  • One of the major pluses for Sofia (and even more so in more rural parts of Bulgaria) is the price tag. Dinner for two can be had with a nice bottle of local wine for less than $20. High-end hotels that would cost hundreds of dollars in other European cities rarely top 100 Euros and many comfortable options can be found around 50 to 60 Euros (a Rick Steves tour group was staying at my hotel, the lovely but reasonable Arena di Serdica). Many of Sofia’s best sights are free, including the landmark Aleksander Nevski church (check out this link for photos of the beautiful interior, as cameras aren’t allowed inside and the postcard selection is lacking) and the daily markets are great to browse – try Aleksander Nevski Plaza for antiques of questionable province, Zhenski Pazar for Chernobyl-sized produce, and Slaveykov Square for books in various languages. Bulgarian beers and wine are generally 2-4 leva (under $3) and a generously-poured cocktail is only a few leva more.
  • Along with cheap drinks comes a fun, creative nightlife scene. While sipping wine in the candlelit converted barn bar Hambara, I wondered why New York doesn’t have cool spaces like that (answer: probably breaking a lot of building codes). Apartment (just down the road from Hambera on Neofit Rilski) is another well-known spot for travelers, expats, and locals, set in an old house with different rooms for different vibes. If you’re looking for something a bit more glam, Planet Bar de Luxe is delightfully over-the-top with purple tutu-clad waitresses and a gift-shop in the bathroom (and I thought Sarajevo had the best bar bathroom). Soviet-era dormitories have been converted into a hotbed of nightclubs and bars. Creativity isn’t just limited to the nighttime – great collections of art are housed in the National Gallery and the well-curated Sofia City Gallery, along with interesting graffiti and small galleries around town.

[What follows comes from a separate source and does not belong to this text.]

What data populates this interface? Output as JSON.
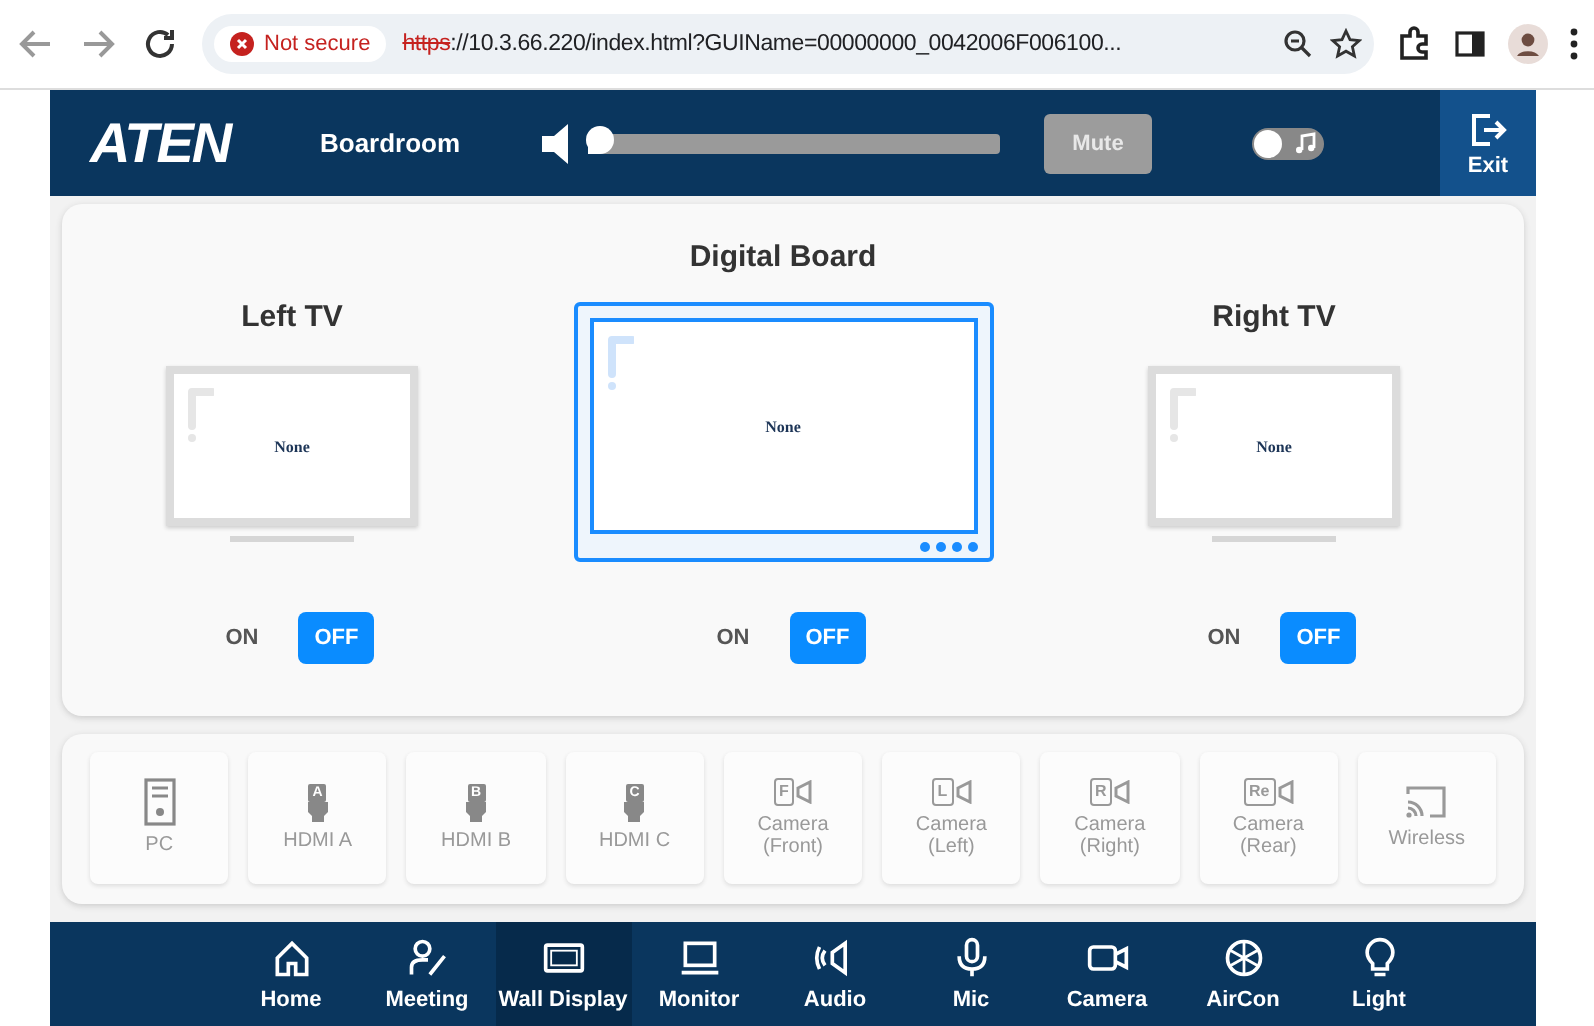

  • Sofia’s vices and nightlife may not be for everyone. After five months in a country where alcohol is heavily taxed, low-priced and tasty wine is a big thrill for me, but not everyone has “cheap alcohol” on their vacation must-have list. Vegetarians may soon grow bored with pizzas (practically one of Bulgaria’s national foods, eaten with ketchup and mayo by locals – try at your own risk) and salads in Bulgaria include meat and cheese almost as a rule. Like in much of Eastern Europe, smoking is legal in most public places and quite widespread; a recent ban was overturned and replaced with a law barring underage from bars.
  • While the city center is easy to explore with plenty to do, it is small and once you leave the center, the abundance of Communist-era architecture may be less than charming. You can choose to embrace it and marvel at the seemed-like-a-good-idea-at-a-time Soviet monuments like the poorly-covered up Monument to the Bulgarian State or the huge National Palace of Culture (NDK) eyesore. If you’ve had enough urban adventure, Mount Vitosha towers over the city with outdoor activities year round.

Getting there

Small but serviceable Sofia Airport is served by flights all over Europe, including low-cost carriers Wizz Air and easyJet. Bulgaria also has excellent bus connections throughout the Balkans and Eastern Europe, with a clean and convenient bus station not far from the city center. Read on below for other destination ideas in Bulgaria.

Make it a week

There are multiple day and side trip opportunities near Sofia including Rila Monastery, one of Bulgaria’s best and most famous monasteries; the tiny wine town Melnik; and ancient Plovdiv. You can also hop a bus to venture into the Central Balkans or out to the Black Sea for beach time, as I did. Stay tuned for more on Bulgaria travel.

Read my previous Weekending trips from Istanbul here.